(Stored data begins)

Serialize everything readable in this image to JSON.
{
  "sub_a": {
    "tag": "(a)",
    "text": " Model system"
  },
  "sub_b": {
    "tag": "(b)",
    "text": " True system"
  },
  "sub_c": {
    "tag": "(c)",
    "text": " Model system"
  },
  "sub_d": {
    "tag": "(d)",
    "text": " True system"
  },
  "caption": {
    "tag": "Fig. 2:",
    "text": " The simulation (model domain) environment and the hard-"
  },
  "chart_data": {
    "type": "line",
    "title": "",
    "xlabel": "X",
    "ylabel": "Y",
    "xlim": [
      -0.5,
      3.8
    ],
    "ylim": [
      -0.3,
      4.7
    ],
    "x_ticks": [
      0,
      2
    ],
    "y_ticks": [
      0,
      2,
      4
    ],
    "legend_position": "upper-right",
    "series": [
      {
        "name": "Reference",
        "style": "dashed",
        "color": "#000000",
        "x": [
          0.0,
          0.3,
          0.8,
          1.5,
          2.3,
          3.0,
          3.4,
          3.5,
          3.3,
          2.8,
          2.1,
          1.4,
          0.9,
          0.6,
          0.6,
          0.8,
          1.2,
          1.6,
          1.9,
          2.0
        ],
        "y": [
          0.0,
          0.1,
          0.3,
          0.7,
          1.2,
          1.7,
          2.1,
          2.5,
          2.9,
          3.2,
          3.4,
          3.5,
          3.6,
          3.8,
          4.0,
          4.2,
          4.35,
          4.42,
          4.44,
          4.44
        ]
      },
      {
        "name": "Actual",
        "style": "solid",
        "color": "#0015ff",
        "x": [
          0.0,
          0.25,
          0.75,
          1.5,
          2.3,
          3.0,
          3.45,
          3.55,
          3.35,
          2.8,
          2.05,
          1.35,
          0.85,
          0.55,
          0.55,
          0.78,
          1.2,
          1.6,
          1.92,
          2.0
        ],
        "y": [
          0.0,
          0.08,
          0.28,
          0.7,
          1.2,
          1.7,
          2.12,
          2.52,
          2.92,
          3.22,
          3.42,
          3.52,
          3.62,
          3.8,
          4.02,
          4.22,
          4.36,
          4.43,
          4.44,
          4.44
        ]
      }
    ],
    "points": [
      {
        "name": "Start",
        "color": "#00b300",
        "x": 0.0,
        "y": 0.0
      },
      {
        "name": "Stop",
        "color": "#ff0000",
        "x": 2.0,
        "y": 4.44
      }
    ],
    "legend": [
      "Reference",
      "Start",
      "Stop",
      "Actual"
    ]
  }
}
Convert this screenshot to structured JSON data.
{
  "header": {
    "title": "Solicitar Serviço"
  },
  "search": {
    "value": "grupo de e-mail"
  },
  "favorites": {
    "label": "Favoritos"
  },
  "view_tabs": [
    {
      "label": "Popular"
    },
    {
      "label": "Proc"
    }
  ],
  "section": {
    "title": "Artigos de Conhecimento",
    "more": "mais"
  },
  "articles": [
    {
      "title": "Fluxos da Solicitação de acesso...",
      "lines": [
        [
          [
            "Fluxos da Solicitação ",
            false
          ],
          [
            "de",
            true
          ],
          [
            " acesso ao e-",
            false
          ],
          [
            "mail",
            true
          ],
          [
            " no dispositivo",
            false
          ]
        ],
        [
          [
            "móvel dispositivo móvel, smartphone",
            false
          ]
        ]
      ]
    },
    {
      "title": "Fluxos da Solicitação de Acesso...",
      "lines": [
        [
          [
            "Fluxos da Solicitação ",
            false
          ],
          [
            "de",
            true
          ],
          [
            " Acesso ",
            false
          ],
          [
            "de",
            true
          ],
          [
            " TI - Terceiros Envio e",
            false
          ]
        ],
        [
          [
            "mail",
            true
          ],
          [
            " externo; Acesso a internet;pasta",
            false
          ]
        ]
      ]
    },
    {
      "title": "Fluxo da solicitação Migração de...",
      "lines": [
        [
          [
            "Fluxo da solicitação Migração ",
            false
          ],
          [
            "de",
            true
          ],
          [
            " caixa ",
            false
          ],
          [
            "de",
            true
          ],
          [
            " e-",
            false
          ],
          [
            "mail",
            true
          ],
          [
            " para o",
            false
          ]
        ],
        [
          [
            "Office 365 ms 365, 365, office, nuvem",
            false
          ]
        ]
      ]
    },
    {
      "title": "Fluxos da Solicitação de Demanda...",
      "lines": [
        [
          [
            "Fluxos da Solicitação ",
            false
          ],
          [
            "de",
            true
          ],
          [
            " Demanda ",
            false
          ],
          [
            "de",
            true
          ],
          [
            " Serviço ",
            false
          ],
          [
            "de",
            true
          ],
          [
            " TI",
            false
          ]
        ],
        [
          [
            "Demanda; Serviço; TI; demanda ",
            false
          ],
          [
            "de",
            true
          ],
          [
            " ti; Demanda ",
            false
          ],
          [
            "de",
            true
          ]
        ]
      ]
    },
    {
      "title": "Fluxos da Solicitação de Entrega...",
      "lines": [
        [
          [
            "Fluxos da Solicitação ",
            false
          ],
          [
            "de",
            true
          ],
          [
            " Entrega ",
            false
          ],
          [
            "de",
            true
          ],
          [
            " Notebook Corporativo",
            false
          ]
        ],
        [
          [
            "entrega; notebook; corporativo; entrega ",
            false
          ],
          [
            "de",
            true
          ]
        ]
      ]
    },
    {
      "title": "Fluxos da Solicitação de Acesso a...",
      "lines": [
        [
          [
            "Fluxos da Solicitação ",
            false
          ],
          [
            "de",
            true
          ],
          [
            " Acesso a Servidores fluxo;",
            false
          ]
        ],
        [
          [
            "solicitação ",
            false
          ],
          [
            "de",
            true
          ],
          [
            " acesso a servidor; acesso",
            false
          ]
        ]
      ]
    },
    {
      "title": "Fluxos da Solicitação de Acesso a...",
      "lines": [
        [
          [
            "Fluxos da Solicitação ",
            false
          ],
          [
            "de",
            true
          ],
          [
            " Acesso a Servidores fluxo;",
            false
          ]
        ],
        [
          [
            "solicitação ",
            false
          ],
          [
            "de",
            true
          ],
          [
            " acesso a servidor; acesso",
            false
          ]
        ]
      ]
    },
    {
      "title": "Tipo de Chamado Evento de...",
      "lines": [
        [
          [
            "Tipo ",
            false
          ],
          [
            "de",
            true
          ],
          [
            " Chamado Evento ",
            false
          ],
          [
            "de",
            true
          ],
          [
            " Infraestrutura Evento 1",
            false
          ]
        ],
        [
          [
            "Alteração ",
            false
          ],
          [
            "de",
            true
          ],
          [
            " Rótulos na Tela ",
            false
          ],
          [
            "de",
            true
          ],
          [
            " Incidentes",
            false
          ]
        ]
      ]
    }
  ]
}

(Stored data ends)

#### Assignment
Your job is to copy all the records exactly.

#### Task output
Serialize everything readable in this image to JSON.
{
  "sub_a": {
    "tag": "(a)",
    "text": " Model system"
  },
  "sub_b": {
    "tag": "(b)",
    "text": " True system"
  },
  "sub_c": {
    "tag": "(c)",
    "text": " Model system"
  },
  "sub_d": {
    "tag": "(d)",
    "text": " True system"
  },
  "caption": {
    "tag": "Fig. 2:",
    "text": " The simulation (model domain) environment and the hard-"
  },
  "chart_data": {
    "type": "line",
    "title": "",
    "xlabel": "X",
    "ylabel": "Y",
    "xlim": [
      -0.5,
      3.8
    ],
    "ylim": [
      -0.3,
      4.7
    ],
    "x_ticks": [
      0,
      2
    ],
    "y_ticks": [
      0,
      2,
      4
    ],
    "legend_position": "upper-right",
    "series": [
      {
        "name": "Reference",
        "style": "dashed",
        "color": "#000000",
        "x": [
          0.0,
          0.3,
          0.8,
          1.5,
          2.3,
          3.0,
          3.4,
          3.5,
          3.3,
          2.8,
          2.1,
          1.4,
          0.9,
          0.6,
          0.6,
          0.8,
          1.2,
          1.6,
          1.9,
          2.0
        ],
        "y": [
          0.0,
          0.1,
          0.3,
          0.7,
          1.2,
          1.7,
          2.1,
          2.5,
          2.9,
          3.2,
          3.4,
          3.5,
          3.6,
          3.8,
          4.0,
          4.2,
          4.35,
          4.42,
          4.44,
          4.44
        ]
      },
      {
        "name": "Actual",
        "style": "solid",
        "color": "#0015ff",
        "x": [
          0.0,
          0.25,
          0.75,
          1.5,
          2.3,
          3.0,
          3.45,
          3.55,
          3.35,
          2.8,
          2.05,
          1.35,
          0.85,
          0.55,
          0.55,
          0.78,
          1.2,
          1.6,
          1.92,
          2.0
        ],
        "y": [
          0.0,
          0.08,
          0.28,
          0.7,
          1.2,
          1.7,
          2.12,
          2.52,
          2.92,
          3.22,
          3.42,
          3.52,
          3.62,
          3.8,
          4.02,
          4.22,
          4.36,
          4.43,
          4.44,
          4.44
        ]
      }
    ],
    "points": [
      {
        "name": "Start",
        "color": "#00b300",
        "x": 0.0,
        "y": 0.0
      },
      {
        "name": "Stop",
        "color": "#ff0000",
        "x": 2.0,
        "y": 4.44
      }
    ],
    "legend": [
      "Reference",
      "Start",
      "Stop",
      "Actual"
    ]
  }
}
Convert this screenshot to structured JSON data.
{
  "header": {
    "title": "Solicitar Serviço"
  },
  "search": {
    "value": "grupo de e-mail"
  },
  "favorites": {
    "label": "Favoritos"
  },
  "view_tabs": [
    {
      "label": "Popular"
    },
    {
      "label": "Proc"
    }
  ],
  "section": {
    "title": "Artigos de Conhecimento",
    "more": "mais"
  },
  "articles": [
    {
      "title": "Fluxos da Solicitação de acesso...",
      "lines": [
        [
          [
            "Fluxos da Solicitação ",
            false
          ],
          [
            "de",
            true
          ],
          [
            " acesso ao e-",
            false
          ],
          [
            "mail",
            true
          ],
          [
            " no dispositivo",
            false
          ]
        ],
        [
          [
            "móvel dispositivo móvel, smartphone",
            false
          ]
        ]
      ]
    },
    {
      "title": "Fluxos da Solicitação de Acesso...",
      "lines": [
        [
          [
            "Fluxos da Solicitação ",
            false
          ],
          [
            "de",
            true
          ],
          [
            " Acesso ",
            false
          ],
          [
            "de",
            true
          ],
          [
            " TI - Terceiros Envio e",
            false
          ]
        ],
        [
          [
            "mail",
            true
          ],
          [
            " externo; Acesso a internet;pasta",
            false
          ]
        ]
      ]
    },
    {
      "title": "Fluxo da solicitação Migração de...",
      "lines": [
        [
          [
            "Fluxo da solicitação Migração ",
            false
          ],
          [
            "de",
            true
          ],
          [
            " caixa ",
            false
          ],
          [
            "de",
            true
          ],
          [
            " e-",
            false
          ],
          [
            "mail",
            true
          ],
          [
            " para o",
            false
          ]
        ],
        [
          [
            "Office 365 ms 365, 365, office, nuvem",
            false
          ]
        ]
      ]
    },
    {
      "title": "Fluxos da Solicitação de Demanda...",
      "lines": [
        [
          [
            "Fluxos da Solicitação ",
            false
          ],
          [
            "de",
            true
          ],
          [
            " Demanda ",
            false
          ],
          [
            "de",
            true
          ],
          [
            " Serviço ",
            false
          ],
          [
            "de",
            true
          ],
          [
            " TI",
            false
          ]
        ],
        [
          [
            "Demanda; Serviço; TI; demanda ",
            false
          ],
          [
            "de",
            true
          ],
          [
            " ti; Demanda ",
            false
          ],
          [
            "de",
            true
          ]
        ]
      ]
    },
    {
      "title": "Fluxos da Solicitação de Entrega...",
      "lines": [
        [
          [
            "Fluxos da Solicitação ",
            false
          ],
          [
            "de",
            true
          ],
          [
            " Entrega ",
            false
          ],
          [
            "de",
            true
          ],
          [
            " Notebook Corporativo",
            false
          ]
        ],
        [
          [
            "entrega; notebook; corporativo; entrega ",
            false
          ],
          [
            "de",
            true
          ]
        ]
      ]
    },
    {
      "title": "Fluxos da Solicitação de Acesso a...",
      "lines": [
        [
          [
            "Fluxos da Solicitação ",
            false
          ],
          [
            "de",
            true
          ],
          [
            " Acesso a Servidores fluxo;",
            false
          ]
        ],
        [
          [
            "solicitação ",
            false
          ],
          [
            "de",
            true
          ],
          [
            " acesso a servidor; acesso",
            false
          ]
        ]
      ]
    },
    {
      "title": "Fluxos da Solicitação de Acesso a...",
      "lines": [
        [
          [
            "Fluxos da Solicitação ",
            false
          ],
          [
            "de",
            true
          ],
          [
            " Acesso a Servidores fluxo;",
            false
          ]
        ],
        [
          [
            "solicitação ",
            false
          ],
          [
            "de",
            true
          ],
          [
            " acesso a servidor; acesso",
            false
          ]
        ]
      ]
    },
    {
      "title": "Tipo de Chamado Evento de...",
      "lines": [
        [
          [
            "Tipo ",
            false
          ],
          [
            "de",
            true
          ],
          [
            " Chamado Evento ",
            false
          ],
          [
            "de",
            true
          ],
          [
            " Infraestrutura Evento 1",
            false
          ]
        ],
        [
          [
            "Alteração ",
            false
          ],
          [
            "de",
            true
          ],
          [
            " Rótulos na Tela ",
            false
          ],
          [
            "de",
            true
          ],
          [
            " Incidentes",
            false
          ]
        ]
      ]
    }
  ]
}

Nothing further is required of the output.